Write the entries out in full, matching them exactly.

*** Material shown Section Begins ***

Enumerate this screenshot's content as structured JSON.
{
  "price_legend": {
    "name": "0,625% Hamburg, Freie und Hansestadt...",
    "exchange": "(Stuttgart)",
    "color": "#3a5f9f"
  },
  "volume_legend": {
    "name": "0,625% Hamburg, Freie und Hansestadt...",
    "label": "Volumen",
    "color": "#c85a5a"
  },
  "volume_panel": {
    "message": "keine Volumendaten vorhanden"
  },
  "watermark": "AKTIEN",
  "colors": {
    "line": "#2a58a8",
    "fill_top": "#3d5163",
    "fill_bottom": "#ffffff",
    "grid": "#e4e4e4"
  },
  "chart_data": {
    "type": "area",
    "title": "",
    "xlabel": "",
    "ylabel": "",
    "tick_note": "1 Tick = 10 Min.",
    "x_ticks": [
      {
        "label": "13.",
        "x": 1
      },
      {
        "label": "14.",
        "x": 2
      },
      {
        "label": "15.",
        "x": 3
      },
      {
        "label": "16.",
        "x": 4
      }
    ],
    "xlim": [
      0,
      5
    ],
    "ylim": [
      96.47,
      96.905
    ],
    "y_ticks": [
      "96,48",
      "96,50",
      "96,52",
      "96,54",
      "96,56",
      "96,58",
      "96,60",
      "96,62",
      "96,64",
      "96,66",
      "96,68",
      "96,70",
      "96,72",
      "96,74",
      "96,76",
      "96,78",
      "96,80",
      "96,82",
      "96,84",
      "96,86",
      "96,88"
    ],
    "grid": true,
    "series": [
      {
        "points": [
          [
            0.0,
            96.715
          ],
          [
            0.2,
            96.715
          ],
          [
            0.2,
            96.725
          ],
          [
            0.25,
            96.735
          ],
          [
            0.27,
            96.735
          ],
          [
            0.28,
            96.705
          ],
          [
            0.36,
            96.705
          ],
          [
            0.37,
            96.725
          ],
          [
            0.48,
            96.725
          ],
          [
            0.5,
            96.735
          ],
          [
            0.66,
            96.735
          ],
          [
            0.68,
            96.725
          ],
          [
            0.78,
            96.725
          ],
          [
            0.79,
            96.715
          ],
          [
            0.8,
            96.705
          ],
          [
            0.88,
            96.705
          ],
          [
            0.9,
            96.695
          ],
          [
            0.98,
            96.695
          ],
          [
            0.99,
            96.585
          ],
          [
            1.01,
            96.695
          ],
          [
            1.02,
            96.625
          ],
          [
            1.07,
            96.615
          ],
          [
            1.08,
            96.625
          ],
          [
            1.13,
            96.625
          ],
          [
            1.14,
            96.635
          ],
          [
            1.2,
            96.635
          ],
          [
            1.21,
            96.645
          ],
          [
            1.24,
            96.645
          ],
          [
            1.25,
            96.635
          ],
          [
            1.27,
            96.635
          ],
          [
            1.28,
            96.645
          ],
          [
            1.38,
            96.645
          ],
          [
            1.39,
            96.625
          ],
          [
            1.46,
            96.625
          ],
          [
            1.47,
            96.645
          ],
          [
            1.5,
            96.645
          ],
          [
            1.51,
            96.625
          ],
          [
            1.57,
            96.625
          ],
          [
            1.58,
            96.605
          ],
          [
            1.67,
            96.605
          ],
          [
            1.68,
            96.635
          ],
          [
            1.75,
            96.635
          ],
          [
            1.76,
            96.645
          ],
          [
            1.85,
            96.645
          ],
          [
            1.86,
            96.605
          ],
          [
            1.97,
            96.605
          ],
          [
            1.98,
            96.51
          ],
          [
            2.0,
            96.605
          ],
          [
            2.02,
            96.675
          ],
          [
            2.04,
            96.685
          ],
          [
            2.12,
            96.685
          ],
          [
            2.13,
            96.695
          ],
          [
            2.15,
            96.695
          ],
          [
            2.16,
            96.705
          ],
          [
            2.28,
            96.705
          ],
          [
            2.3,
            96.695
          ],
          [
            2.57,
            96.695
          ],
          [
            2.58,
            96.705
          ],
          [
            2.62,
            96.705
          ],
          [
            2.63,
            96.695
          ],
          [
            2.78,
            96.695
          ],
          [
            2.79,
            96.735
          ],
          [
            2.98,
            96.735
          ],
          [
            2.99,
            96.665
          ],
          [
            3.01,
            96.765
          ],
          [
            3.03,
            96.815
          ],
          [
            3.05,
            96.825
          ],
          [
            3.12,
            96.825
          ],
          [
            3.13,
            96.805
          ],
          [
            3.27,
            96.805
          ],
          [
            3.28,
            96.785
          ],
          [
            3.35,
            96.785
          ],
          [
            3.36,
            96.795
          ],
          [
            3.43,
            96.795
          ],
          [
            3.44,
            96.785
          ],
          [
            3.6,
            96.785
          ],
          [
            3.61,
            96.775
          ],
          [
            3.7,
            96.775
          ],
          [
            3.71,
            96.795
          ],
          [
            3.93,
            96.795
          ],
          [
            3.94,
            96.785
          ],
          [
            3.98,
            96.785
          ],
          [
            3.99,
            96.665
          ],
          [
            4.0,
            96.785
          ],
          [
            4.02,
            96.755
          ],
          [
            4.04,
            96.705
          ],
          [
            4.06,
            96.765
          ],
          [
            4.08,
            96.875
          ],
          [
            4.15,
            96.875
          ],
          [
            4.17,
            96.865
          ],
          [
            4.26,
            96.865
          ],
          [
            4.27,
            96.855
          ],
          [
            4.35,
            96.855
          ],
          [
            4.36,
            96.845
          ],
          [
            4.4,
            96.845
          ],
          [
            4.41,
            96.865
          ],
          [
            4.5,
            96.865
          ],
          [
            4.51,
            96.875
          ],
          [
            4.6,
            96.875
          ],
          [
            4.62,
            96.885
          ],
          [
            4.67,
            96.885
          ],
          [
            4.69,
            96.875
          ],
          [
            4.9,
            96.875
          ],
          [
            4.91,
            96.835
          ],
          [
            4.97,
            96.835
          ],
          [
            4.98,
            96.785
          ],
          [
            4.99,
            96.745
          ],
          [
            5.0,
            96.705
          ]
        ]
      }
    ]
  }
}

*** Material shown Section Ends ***

Output below:
Enumerate this screenshot's content as structured JSON.
{
  "price_legend": {
    "name": "0,625% Hamburg, Freie und Hansestadt...",
    "exchange": "(Stuttgart)",
    "color": "#3a5f9f"
  },
  "volume_legend": {
    "name": "0,625% Hamburg, Freie und Hansestadt...",
    "label": "Volumen",
    "color": "#c85a5a"
  },
  "volume_panel": {
    "message": "keine Volumendaten vorhanden"
  },
  "watermark": "AKTIEN",
  "colors": {
    "line": "#2a58a8",
    "fill_top": "#3d5163",
    "fill_bottom": "#ffffff",
    "grid": "#e4e4e4"
  },
  "chart_data": {
    "type": "area",
    "title": "",
    "xlabel": "",
    "ylabel": "",
    "tick_note": "1 Tick = 10 Min.",
    "x_ticks": [
      {
        "label": "13.",
        "x": 1
      },
      {
        "label": "14.",
        "x": 2
      },
      {
        "label": "15.",
        "x": 3
      },
      {
        "label": "16.",
        "x": 4
      }
    ],
    "xlim": [
      0,
      5
    ],
    "ylim": [
      96.47,
      96.905
    ],
    "y_ticks": [
      "96,48",
      "96,50",
      "96,52",
      "96,54",
      "96,56",
      "96,58",
      "96,60",
      "96,62",
      "96,64",
      "96,66",
      "96,68",
      "96,70",
      "96,72",
      "96,74",
      "96,76",
      "96,78",
      "96,80",
      "96,82",
      "96,84",
      "96,86",
      "96,88"
    ],
    "grid": true,
    "series": [
      {
        "points": [
          [
            0.0,
            96.715
          ],
          [
            0.2,
            96.715
          ],
          [
            0.2,
            96.725
          ],
          [
            0.25,
            96.735
          ],
          [
            0.27,
            96.735
          ],
          [
            0.28,
            96.705
          ],
          [
            0.36,
            96.705
          ],
          [
            0.37,
            96.725
          ],
          [
            0.48,
            96.725
          ],
          [
            0.5,
            96.735
          ],
          [
            0.66,
            96.735
          ],
          [
            0.68,
            96.725
          ],
          [
            0.78,
            96.725
          ],
          [
            0.79,
            96.715
          ],
          [
            0.8,
            96.705
          ],
          [
            0.88,
            96.705
          ],
          [
            0.9,
            96.695
          ],
          [
            0.98,
            96.695
          ],
          [
            0.99,
            96.585
          ],
          [
            1.01,
            96.695
          ],
          [
            1.02,
            96.625
          ],
          [
            1.07,
            96.615
          ],
          [
            1.08,
            96.625
          ],
          [
            1.13,
            96.625
          ],
          [
            1.14,
            96.635
          ],
          [
            1.2,
            96.635
          ],
          [
            1.21,
            96.645
          ],
          [
            1.24,
            96.645
          ],
          [
            1.25,
            96.635
          ],
          [
            1.27,
            96.635
          ],
          [
            1.28,
            96.645
          ],
          [
            1.38,
            96.645
          ],
          [
            1.39,
            96.625
          ],
          [
            1.46,
            96.625
          ],
          [
            1.47,
            96.645
          ],
          [
            1.5,
            96.645
          ],
          [
            1.51,
            96.625
          ],
          [
            1.57,
            96.625
          ],
          [
            1.58,
            96.605
          ],
          [
            1.67,
            96.605
          ],
          [
            1.68,
            96.635
          ],
          [
            1.75,
            96.635
          ],
          [
            1.76,
            96.645
          ],
          [
            1.85,
            96.645
          ],
          [
            1.86,
            96.605
          ],
          [
            1.97,
            96.605
          ],
          [
            1.98,
            96.51
          ],
          [
            2.0,
            96.605
          ],
          [
            2.02,
            96.675
          ],
          [
            2.04,
            96.685
          ],
          [
            2.12,
            96.685
          ],
          [
            2.13,
            96.695
          ],
          [
            2.15,
            96.695
          ],
          [
            2.16,
            96.705
          ],
          [
            2.28,
            96.705
          ],
          [
            2.3,
            96.695
          ],
          [
            2.57,
            96.695
          ],
          [
            2.58,
            96.705
          ],
          [
            2.62,
            96.705
          ],
          [
            2.63,
            96.695
          ],
          [
            2.78,
            96.695
          ],
          [
            2.79,
            96.735
          ],
          [
            2.98,
            96.735
          ],
          [
            2.99,
            96.665
          ],
          [
            3.01,
            96.765
          ],
          [
            3.03,
            96.815
          ],
          [
            3.05,
            96.825
          ],
          [
            3.12,
            96.825
          ],
          [
            3.13,
            96.805
          ],
          [
            3.27,
            96.805
          ],
          [
            3.28,
            96.785
          ],
          [
            3.35,
            96.785
          ],
          [
            3.36,
            96.795
          ],
          [
            3.43,
            96.795
          ],
          [
            3.44,
            96.785
          ],
          [
            3.6,
            96.785
          ],
          [
            3.61,
            96.775
          ],
          [
            3.7,
            96.775
          ],
          [
            3.71,
            96.795
          ],
          [
            3.93,
            96.795
          ],
          [
            3.94,
            96.785
          ],
          [
            3.98,
            96.785
          ],
          [
            3.99,
            96.665
          ],
          [
            4.0,
            96.785
          ],
          [
            4.02,
            96.755
          ],
          [
            4.04,
            96.705
          ],
          [
            4.06,
            96.765
          ],
          [
            4.08,
            96.875
          ],
          [
            4.15,
            96.875
          ],
          [
            4.17,
            96.865
          ],
          [
            4.26,
            96.865
          ],
          [
            4.27,
            96.855
          ],
          [
            4.35,
            96.855
          ],
          [
            4.36,
            96.845
          ],
          [
            4.4,
            96.845
          ],
          [
            4.41,
            96.865
          ],
          [
            4.5,
            96.865
          ],
          [
            4.51,
            96.875
          ],
          [
            4.6,
            96.875
          ],
          [
            4.62,
            96.885
          ],
          [
            4.67,
            96.885
          ],
          [
            4.69,
            96.875
          ],
          [
            4.9,
            96.875
          ],
          [
            4.91,
            96.835
          ],
          [
            4.97,
            96.835
          ],
          [
            4.98,
            96.785
          ],
          [
            4.99,
            96.745
          ],
          [
            5.0,
            96.705
          ]
        ]
      }
    ]
  }
}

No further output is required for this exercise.